September is friendship month, and as we head into the next few weeks, I encourage you to take some time to celebrate, connect, and reevaluate your relationships at work. There are probably more, but here are three strong reasons why your relationships with your work tribes do and should matter. If you have a friend at work, let's explore why we should keep them strong. If you don't, let's explore why we should start to shift our thinking today.
According to the Merriam-Webster dictionary, a friend is someone attached to us by affection or esteem, one that is not hostile. When most of us think of friendship, we think of people for whom we feel affection - our people, the folks we feel emotionally connected to. However, a friend can also be someone that we hold in great esteem. So now that we have broadened our thinking about friendship a bit, that opens the door for more relationships, especially at work. Here are three reasons why that matters:
According to research, people who are isolated increase their mortality by 29%, on average. When we find ourselves in toxic work environments where we feel alone and isolated, we shorten our lifespan. In addition to shortening our lifespan, we also increase the likelihood that we will be subject to certain diseases such as diabetes, cancer, and hypertension. The average American spends 8-10 hours at work a day, which means your work relationships, whether you like it or not, are some of the most important relationships that you can have in your life. So if your environment is not healthy, it's time to think about how you can change it, and if you can't change it, consider if it's time to move on.

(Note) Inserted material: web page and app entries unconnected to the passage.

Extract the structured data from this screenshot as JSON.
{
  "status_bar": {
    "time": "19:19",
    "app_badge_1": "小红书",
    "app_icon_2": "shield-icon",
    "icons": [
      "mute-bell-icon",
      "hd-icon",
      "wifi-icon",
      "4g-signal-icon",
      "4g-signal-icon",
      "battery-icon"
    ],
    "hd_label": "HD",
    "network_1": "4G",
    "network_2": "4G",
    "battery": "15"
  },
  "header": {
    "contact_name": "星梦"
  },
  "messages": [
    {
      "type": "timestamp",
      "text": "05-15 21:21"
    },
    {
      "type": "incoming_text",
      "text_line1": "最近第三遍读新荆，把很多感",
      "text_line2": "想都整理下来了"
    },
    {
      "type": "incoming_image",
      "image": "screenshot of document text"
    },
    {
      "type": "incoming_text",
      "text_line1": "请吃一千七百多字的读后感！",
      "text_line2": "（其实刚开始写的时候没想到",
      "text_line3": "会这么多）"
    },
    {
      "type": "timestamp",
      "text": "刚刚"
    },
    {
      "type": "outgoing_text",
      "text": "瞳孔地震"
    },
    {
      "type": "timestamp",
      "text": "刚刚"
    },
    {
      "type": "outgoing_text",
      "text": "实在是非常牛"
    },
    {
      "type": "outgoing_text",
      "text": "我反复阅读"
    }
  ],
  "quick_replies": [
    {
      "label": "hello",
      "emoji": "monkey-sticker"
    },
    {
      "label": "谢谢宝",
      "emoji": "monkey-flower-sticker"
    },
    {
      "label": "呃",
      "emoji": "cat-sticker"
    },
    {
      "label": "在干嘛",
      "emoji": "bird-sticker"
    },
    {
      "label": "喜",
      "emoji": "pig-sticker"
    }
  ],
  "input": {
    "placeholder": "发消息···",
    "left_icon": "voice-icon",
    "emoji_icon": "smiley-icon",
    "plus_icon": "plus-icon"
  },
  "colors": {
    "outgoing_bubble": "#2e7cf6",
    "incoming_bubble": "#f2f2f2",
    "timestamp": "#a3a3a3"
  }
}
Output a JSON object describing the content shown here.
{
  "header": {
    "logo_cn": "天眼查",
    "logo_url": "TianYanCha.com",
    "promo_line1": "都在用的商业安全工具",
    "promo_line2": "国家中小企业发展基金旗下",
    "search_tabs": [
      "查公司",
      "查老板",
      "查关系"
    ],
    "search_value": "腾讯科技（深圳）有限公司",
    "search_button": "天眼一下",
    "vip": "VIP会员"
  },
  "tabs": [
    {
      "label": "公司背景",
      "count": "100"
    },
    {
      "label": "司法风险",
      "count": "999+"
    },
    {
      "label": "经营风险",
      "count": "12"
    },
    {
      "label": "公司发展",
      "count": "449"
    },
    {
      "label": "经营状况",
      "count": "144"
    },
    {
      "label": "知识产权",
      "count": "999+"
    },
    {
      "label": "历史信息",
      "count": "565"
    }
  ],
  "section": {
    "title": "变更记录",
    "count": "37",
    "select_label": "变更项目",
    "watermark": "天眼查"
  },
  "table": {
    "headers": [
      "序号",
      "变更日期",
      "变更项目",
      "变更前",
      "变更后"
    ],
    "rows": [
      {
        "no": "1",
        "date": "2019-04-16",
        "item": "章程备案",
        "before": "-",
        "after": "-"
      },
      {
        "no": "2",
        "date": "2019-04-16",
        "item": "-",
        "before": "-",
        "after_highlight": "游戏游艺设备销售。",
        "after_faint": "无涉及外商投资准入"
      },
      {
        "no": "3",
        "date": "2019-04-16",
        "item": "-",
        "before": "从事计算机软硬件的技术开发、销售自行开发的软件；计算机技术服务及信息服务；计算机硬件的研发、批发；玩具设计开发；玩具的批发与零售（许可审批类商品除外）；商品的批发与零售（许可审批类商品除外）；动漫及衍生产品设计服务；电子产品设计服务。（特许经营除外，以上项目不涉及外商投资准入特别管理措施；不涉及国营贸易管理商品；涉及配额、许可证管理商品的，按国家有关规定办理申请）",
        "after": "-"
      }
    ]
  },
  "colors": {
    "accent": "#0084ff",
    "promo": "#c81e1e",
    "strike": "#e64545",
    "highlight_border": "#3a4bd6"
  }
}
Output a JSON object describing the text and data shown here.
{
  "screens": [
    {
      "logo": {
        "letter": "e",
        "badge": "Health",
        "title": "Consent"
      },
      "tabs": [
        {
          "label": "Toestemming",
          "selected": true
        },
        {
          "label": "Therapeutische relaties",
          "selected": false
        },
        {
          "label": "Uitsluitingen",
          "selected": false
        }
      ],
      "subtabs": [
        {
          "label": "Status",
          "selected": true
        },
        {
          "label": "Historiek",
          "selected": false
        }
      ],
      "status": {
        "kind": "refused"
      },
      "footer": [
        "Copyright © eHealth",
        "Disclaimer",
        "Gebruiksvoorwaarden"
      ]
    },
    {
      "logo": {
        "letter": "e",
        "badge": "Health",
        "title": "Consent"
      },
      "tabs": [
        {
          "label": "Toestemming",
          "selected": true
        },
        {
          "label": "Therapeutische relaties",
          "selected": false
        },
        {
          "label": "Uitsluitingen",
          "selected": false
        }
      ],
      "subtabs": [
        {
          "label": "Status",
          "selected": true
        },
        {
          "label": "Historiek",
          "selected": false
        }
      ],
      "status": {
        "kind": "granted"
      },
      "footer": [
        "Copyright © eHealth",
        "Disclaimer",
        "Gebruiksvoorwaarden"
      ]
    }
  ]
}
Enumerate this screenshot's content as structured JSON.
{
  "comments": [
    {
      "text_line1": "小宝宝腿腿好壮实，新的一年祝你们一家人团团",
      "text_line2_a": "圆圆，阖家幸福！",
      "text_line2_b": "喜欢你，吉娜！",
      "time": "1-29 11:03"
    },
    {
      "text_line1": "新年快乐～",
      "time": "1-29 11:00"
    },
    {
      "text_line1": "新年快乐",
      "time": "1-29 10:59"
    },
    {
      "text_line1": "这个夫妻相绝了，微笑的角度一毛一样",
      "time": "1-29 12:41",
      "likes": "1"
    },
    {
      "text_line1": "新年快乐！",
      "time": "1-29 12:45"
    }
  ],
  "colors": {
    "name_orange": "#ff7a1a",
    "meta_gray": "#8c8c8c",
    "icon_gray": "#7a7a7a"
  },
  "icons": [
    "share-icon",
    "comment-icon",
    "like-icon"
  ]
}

When we work with "friends," there is a natural push to help each other succeed. Friendship is essential in leadership as well. Over the years, I have coached leaders who believed that they could not be friendly with their staff. In their minds, if they allowed their staff to become too familiar, they might lose respect. However, I can report hands down that in my experience, when leaders treat their teams as friends, the teams work hard and produced better results. The research backs this idea of the importance of friendship at work as well. According to Gallup, people who say they have a best friend at work are more engaged and deliver stronger results.
Confidence is often an issue for most new leaders or professionals in transition. Friends help to soften the blow of change and help us navigate the emotions of the transition. When we have friends at work, they support us, help us and teach us. Our work friends often remind us that we can figure it out even if we have not done it before. The good news is, when we increase our knowledge by doing or observing, especially with support, we build confidence.
As we wrap up this post for today, I am not sure where you are on the friendship journey at work. However, I encourage you to spend some time thinking about who is a part of your tribe at work and how deep you have allowed the relationship to go. We are healthier, happier, and more productive when our work relationships are authentic. If you don't have a "best" friend at work, look around and think about where you can start investing. I promise you won't regret it!
Leah Dean is a coach, speaker, author, and former HR executive who has worked with leaders across the globe to build high-performing teams, aka tribes, for over twenty years. Today, Leah works with women from all walks of life but is most passionate about helping women leaders show up with confidence and deliver exceptional business results. Leah lives in Bermuda with her husband and two children. To learn more about Leah's work and her best-selling book Assemble the Tribe, visit www.leahjmdean.com.